The entire listing below is to be reproduced exactly.

Extracted material ::
Start of Block
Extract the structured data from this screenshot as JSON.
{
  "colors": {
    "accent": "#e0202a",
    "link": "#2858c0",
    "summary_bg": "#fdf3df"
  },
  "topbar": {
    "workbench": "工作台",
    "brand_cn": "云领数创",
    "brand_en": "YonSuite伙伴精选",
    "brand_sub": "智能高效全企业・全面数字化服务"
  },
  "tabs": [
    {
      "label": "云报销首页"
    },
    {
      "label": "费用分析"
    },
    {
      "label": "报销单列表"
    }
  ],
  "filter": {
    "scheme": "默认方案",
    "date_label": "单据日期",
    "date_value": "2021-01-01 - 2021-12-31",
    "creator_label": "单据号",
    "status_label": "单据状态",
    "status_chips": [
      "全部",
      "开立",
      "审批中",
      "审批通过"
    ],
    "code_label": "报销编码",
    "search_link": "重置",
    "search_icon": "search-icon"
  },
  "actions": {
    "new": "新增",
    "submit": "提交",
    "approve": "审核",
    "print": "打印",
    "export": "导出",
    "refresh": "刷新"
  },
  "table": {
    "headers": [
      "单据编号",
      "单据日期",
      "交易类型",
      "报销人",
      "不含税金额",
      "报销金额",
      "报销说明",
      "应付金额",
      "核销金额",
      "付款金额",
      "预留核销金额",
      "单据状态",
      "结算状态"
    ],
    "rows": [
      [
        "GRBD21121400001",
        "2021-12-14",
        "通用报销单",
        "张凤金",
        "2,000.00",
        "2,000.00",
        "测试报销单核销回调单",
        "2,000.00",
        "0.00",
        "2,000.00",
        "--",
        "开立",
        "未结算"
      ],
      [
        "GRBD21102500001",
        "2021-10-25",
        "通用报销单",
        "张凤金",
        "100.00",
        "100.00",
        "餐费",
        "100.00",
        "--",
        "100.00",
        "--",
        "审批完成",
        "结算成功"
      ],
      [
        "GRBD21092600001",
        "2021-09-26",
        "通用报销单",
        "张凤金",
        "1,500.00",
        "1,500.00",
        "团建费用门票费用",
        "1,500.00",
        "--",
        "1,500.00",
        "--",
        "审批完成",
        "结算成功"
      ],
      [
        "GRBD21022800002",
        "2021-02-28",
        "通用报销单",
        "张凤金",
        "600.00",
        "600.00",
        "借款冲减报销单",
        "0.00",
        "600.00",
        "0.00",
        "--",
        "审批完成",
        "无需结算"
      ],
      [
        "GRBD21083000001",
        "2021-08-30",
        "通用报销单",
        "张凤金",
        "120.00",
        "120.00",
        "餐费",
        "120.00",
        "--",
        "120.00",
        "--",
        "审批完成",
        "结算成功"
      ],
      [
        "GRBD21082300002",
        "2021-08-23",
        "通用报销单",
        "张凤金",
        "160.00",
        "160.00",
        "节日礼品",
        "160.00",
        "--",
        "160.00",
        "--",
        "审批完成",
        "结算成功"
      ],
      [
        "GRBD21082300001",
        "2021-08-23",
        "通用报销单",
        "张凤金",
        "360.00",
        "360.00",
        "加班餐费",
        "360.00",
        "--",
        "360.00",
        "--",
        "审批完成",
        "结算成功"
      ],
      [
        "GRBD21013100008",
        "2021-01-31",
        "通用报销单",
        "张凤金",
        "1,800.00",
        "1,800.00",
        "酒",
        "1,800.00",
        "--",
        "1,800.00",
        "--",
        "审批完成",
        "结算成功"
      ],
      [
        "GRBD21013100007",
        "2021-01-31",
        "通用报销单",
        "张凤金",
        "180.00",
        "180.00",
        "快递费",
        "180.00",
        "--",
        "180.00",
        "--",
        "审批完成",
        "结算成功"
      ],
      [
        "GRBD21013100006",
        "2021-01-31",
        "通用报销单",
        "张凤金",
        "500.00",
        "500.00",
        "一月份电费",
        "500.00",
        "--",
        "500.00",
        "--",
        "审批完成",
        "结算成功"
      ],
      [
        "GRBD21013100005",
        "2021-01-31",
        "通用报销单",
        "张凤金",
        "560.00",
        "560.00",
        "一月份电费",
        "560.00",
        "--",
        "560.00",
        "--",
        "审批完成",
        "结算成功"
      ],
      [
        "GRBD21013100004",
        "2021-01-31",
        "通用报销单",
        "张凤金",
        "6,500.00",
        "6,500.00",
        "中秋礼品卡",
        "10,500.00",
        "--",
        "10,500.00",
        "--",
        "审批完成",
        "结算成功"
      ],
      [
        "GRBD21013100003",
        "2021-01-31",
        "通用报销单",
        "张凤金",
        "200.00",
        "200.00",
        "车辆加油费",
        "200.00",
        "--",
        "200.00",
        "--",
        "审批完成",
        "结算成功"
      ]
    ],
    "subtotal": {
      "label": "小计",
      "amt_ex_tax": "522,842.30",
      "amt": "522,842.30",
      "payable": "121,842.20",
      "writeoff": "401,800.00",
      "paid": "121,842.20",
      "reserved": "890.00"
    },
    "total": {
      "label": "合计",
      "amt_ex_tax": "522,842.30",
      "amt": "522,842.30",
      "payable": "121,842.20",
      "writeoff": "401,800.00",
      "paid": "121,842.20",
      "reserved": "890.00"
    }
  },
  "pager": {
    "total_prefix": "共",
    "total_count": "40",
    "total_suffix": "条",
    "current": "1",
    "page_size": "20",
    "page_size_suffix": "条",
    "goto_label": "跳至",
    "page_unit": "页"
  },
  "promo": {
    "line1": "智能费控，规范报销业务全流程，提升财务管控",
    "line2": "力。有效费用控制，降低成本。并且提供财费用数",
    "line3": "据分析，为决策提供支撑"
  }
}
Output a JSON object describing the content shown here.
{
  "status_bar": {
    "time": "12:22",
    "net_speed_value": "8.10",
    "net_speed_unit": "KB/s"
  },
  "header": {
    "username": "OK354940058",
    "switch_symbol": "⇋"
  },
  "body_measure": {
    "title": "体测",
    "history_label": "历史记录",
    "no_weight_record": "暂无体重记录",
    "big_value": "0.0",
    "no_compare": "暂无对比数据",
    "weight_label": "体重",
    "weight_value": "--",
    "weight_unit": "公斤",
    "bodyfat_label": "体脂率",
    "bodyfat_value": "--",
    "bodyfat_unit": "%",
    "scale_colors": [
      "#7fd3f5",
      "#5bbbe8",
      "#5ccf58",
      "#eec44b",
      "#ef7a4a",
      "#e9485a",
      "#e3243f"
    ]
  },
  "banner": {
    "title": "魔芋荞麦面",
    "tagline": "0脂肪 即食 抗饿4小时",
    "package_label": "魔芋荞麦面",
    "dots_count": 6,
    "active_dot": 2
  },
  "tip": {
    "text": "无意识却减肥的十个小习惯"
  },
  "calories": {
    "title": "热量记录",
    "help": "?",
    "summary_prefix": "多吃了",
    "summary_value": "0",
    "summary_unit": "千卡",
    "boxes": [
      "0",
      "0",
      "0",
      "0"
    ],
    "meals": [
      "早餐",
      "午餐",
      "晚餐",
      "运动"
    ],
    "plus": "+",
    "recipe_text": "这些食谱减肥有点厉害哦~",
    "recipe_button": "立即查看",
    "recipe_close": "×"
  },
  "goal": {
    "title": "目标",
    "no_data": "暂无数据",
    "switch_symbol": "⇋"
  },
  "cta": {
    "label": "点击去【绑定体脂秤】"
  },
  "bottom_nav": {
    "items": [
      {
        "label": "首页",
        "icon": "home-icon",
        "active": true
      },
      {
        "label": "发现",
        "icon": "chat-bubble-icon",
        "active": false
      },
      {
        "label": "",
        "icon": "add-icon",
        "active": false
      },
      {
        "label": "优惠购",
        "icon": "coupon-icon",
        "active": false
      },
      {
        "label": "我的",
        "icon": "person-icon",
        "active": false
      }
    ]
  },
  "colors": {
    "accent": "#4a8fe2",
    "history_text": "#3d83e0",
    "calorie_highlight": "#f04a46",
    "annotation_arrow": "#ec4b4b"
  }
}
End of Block
Response below ::
Extract the structured data from this screenshot as JSON.
{
  "colors": {
    "accent": "#e0202a",
    "link": "#2858c0",
    "summary_bg": "#fdf3df"
  },
  "topbar": {
    "workbench": "工作台",
    "brand_cn": "云领数创",
    "brand_en": "YonSuite伙伴精选",
    "brand_sub": "智能高效全企业・全面数字化服务"
  },
  "tabs": [
    {
      "label": "云报销首页"
    },
    {
      "label": "费用分析"
    },
    {
      "label": "报销单列表"
    }
  ],
  "filter": {
    "scheme": "默认方案",
    "date_label": "单据日期",
    "date_value": "2021-01-01 - 2021-12-31",
    "creator_label": "单据号",
    "status_label": "单据状态",
    "status_chips": [
      "全部",
      "开立",
      "审批中",
      "审批通过"
    ],
    "code_label": "报销编码",
    "search_link": "重置",
    "search_icon": "search-icon"
  },
  "actions": {
    "new": "新增",
    "submit": "提交",
    "approve": "审核",
    "print": "打印",
    "export": "导出",
    "refresh": "刷新"
  },
  "table": {
    "headers": [
      "单据编号",
      "单据日期",
      "交易类型",
      "报销人",
      "不含税金额",
      "报销金额",
      "报销说明",
      "应付金额",
      "核销金额",
      "付款金额",
      "预留核销金额",
      "单据状态",
      "结算状态"
    ],
    "rows": [
      [
        "GRBD21121400001",
        "2021-12-14",
        "通用报销单",
        "张凤金",
        "2,000.00",
        "2,000.00",
        "测试报销单核销回调单",
        "2,000.00",
        "0.00",
        "2,000.00",
        "--",
        "开立",
        "未结算"
      ],
      [
        "GRBD21102500001",
        "2021-10-25",
        "通用报销单",
        "张凤金",
        "100.00",
        "100.00",
        "餐费",
        "100.00",
        "--",
        "100.00",
        "--",
        "审批完成",
        "结算成功"
      ],
      [
        "GRBD21092600001",
        "2021-09-26",
        "通用报销单",
        "张凤金",
        "1,500.00",
        "1,500.00",
        "团建费用门票费用",
        "1,500.00",
        "--",
        "1,500.00",
        "--",
        "审批完成",
        "结算成功"
      ],
      [
        "GRBD21022800002",
        "2021-02-28",
        "通用报销单",
        "张凤金",
        "600.00",
        "600.00",
        "借款冲减报销单",
        "0.00",
        "600.00",
        "0.00",
        "--",
        "审批完成",
        "无需结算"
      ],
      [
        "GRBD21083000001",
        "2021-08-30",
        "通用报销单",
        "张凤金",
        "120.00",
        "120.00",
        "餐费",
        "120.00",
        "--",
        "120.00",
        "--",
        "审批完成",
        "结算成功"
      ],
      [
        "GRBD21082300002",
        "2021-08-23",
        "通用报销单",
        "张凤金",
        "160.00",
        "160.00",
        "节日礼品",
        "160.00",
        "--",
        "160.00",
        "--",
        "审批完成",
        "结算成功"
      ],
      [
        "GRBD21082300001",
        "2021-08-23",
        "通用报销单",
        "张凤金",
        "360.00",
        "360.00",
        "加班餐费",
        "360.00",
        "--",
        "360.00",
        "--",
        "审批完成",
        "结算成功"
      ],
      [
        "GRBD21013100008",
        "2021-01-31",
        "通用报销单",
        "张凤金",
        "1,800.00",
        "1,800.00",
        "酒",
        "1,800.00",
        "--",
        "1,800.00",
        "--",
        "审批完成",
        "结算成功"
      ],
      [
        "GRBD21013100007",
        "2021-01-31",
        "通用报销单",
        "张凤金",
        "180.00",
        "180.00",
        "快递费",
        "180.00",
        "--",
        "180.00",
        "--",
        "审批完成",
        "结算成功"
      ],
      [
        "GRBD21013100006",
        "2021-01-31",
        "通用报销单",
        "张凤金",
        "500.00",
        "500.00",
        "一月份电费",
        "500.00",
        "--",
        "500.00",
        "--",
        "审批完成",
        "结算成功"
      ],
      [
        "GRBD21013100005",
        "2021-01-31",
        "通用报销单",
        "张凤金",
        "560.00",
        "560.00",
        "一月份电费",
        "560.00",
        "--",
        "560.00",
        "--",
        "审批完成",
        "结算成功"
      ],
      [
        "GRBD21013100004",
        "2021-01-31",
        "通用报销单",
        "张凤金",
        "6,500.00",
        "6,500.00",
        "中秋礼品卡",
        "10,500.00",
        "--",
        "10,500.00",
        "--",
        "审批完成",
        "结算成功"
      ],
      [
        "GRBD21013100003",
        "2021-01-31",
        "通用报销单",
        "张凤金",
        "200.00",
        "200.00",
        "车辆加油费",
        "200.00",
        "--",
        "200.00",
        "--",
        "审批完成",
        "结算成功"
      ]
    ],
    "subtotal": {
      "label": "小计",
      "amt_ex_tax": "522,842.30",
      "amt": "522,842.30",
      "payable": "121,842.20",
      "writeoff": "401,800.00",
      "paid": "121,842.20",
      "reserved": "890.00"
    },
    "total": {
      "label": "合计",
      "amt_ex_tax": "522,842.30",
      "amt": "522,842.30",
      "payable": "121,842.20",
      "writeoff": "401,800.00",
      "paid": "121,842.20",
      "reserved": "890.00"
    }
  },
  "pager": {
    "total_prefix": "共",
    "total_count": "40",
    "total_suffix": "条",
    "current": "1",
    "page_size": "20",
    "page_size_suffix": "条",
    "goto_label": "跳至",
    "page_unit": "页"
  },
  "promo": {
    "line1": "智能费控，规范报销业务全流程，提升财务管控",
    "line2": "力。有效费用控制，降低成本。并且提供财费用数",
    "line3": "据分析，为决策提供支撑"
  }
}
Output a JSON object describing the content shown here.
{
  "status_bar": {
    "time": "12:22",
    "net_speed_value": "8.10",
    "net_speed_unit": "KB/s"
  },
  "header": {
    "username": "OK354940058",
    "switch_symbol": "⇋"
  },
  "body_measure": {
    "title": "体测",
    "history_label": "历史记录",
    "no_weight_record": "暂无体重记录",
    "big_value": "0.0",
    "no_compare": "暂无对比数据",
    "weight_label": "体重",
    "weight_value": "--",
    "weight_unit": "公斤",
    "bodyfat_label": "体脂率",
    "bodyfat_value": "--",
    "bodyfat_unit": "%",
    "scale_colors": [
      "#7fd3f5",
      "#5bbbe8",
      "#5ccf58",
      "#eec44b",
      "#ef7a4a",
      "#e9485a",
      "#e3243f"
    ]
  },
  "banner": {
    "title": "魔芋荞麦面",
    "tagline": "0脂肪 即食 抗饿4小时",
    "package_label": "魔芋荞麦面",
    "dots_count": 6,
    "active_dot": 2
  },
  "tip": {
    "text": "无意识却减肥的十个小习惯"
  },
  "calories": {
    "title": "热量记录",
    "help": "?",
    "summary_prefix": "多吃了",
    "summary_value": "0",
    "summary_unit": "千卡",
    "boxes": [
      "0",
      "0",
      "0",
      "0"
    ],
    "meals": [
      "早餐",
      "午餐",
      "晚餐",
      "运动"
    ],
    "plus": "+",
    "recipe_text": "这些食谱减肥有点厉害哦~",
    "recipe_button": "立即查看",
    "recipe_close": "×"
  },
  "goal": {
    "title": "目标",
    "no_data": "暂无数据",
    "switch_symbol": "⇋"
  },
  "cta": {
    "label": "点击去【绑定体脂秤】"
  },
  "bottom_nav": {
    "items": [
      {
        "label": "首页",
        "icon": "home-icon",
        "active": true
      },
      {
        "label": "发现",
        "icon": "chat-bubble-icon",
        "active": false
      },
      {
        "label": "",
        "icon": "add-icon",
        "active": false
      },
      {
        "label": "优惠购",
        "icon": "coupon-icon",
        "active": false
      },
      {
        "label": "我的",
        "icon": "person-icon",
        "active": false
      }
    ]
  },
  "colors": {
    "accent": "#4a8fe2",
    "history_text": "#3d83e0",
    "calorie_highlight": "#f04a46",
    "annotation_arrow": "#ec4b4b"
  }
}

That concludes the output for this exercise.